The pathophysiology of rectal ulceration or laceration due to the Flexi-Seal device is due to the pressure exerted by the retention balloon that, when inflated with saline, allows the catheter to remain anchored in the rectal ampulla. Build-up of semisolid fecal material above the level of the balloon may also contribute towards pressure necrosis, a mechanism similar to stercoral perforation caused by fecal impaction in severely constipated patients . Therefore, the retention balloon should be periodically deflated to allow the fecal build-up to flow around the tubing and to release pressure on the mucosal wall.
This is the second case report in the literature of circumferential rectal ulceration secondary to a Flexi-Seal device. Our patient was on anticoagulation, which might have triggered bleeding from the rectal ulcer. However, as described above, there have been cases where the patient had substantial lower GI bleeding without anticoagulation.
In conclusion, Flexi-Seal is a useful device for controlling fecal incontinence. However, it is important to exercise caution with prolonged use of this device. Patients on anticoagulation should be closely monitored for any signs of lower gastrointestinal hemorrhage. The continued need for the utilization of this device should be assessed daily, and a low threshold for removal should be employed.
Conflicts of Interest
All authors have no conflicts of interest to declare.
A. Padmanabhan, M. Stern, J. Wishin, M. Mangino, K. Richey, and M. DeSane, “Clinical evaluation of a flexible fecal incontinence management system,” American Journal of Critical Care, vol. 16, no. 4, pp. 384–393, 2007.View at: Google Scholar
J. M. Beitz, “Faecal incontinence in acutely and critically ill patients: options in management,” Ostomy Wound Manage, vol. 52, pp. 56–58, 2006.View at: Google Scholar
V. K. Sabol and K. K. Carlson, “Diarrhea: applying research to bedside practice,” AACN Advanced Critical Care, vol. 18, no. 1, pp. 32–44, 2007.View at: Google Scholar
W. J. Walsh and K. Sanders, “Fatal hemorrhage from a rectal ulcer due to a rectal tube: a rare complication,” American Journal Of Respiratory And Critical Care Medicine, vol. 181, 2010.View at: Google Scholar
S. Popek and A. Senagore, “Indwelling rectal tubes: An unusual cause of significant rectal bleeding in two critically ill patients,” American Surgeon, vol. 79, no. 2, pp. 219-220, 2013.View at: Google Scholar

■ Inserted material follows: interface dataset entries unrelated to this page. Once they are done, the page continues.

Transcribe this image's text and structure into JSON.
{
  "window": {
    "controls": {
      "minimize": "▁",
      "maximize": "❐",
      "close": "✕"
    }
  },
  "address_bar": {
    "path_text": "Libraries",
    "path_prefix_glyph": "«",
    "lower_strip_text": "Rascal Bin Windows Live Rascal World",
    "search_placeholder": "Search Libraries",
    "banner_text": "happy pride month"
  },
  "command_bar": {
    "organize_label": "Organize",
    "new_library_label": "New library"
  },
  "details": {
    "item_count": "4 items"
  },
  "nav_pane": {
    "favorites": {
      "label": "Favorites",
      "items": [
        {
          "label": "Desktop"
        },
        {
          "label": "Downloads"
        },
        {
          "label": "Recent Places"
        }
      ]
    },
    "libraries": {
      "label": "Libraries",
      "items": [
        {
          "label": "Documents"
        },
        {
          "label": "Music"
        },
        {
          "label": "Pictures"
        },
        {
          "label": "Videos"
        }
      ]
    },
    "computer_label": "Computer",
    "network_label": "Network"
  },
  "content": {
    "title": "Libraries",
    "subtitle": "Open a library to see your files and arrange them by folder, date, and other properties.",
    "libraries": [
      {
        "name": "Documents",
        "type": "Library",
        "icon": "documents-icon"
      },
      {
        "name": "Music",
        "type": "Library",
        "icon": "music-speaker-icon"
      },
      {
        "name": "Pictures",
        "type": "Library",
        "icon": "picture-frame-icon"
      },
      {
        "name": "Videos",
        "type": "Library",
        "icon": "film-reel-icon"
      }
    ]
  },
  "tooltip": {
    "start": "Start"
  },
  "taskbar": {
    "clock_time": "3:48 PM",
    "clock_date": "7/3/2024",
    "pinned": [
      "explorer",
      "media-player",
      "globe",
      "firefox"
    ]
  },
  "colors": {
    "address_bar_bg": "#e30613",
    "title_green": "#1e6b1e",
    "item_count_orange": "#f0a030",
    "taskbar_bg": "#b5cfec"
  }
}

I. Whiteley, G. Sinclair, A. M. A. Lyons, and R. Riccardi, “A retrospective review of outcomes using a fecal management system in acute care patients,” Ostomy/Wound Management, vol. 60, no. 12, pp. 37–43, 2014.View at: Google Scholar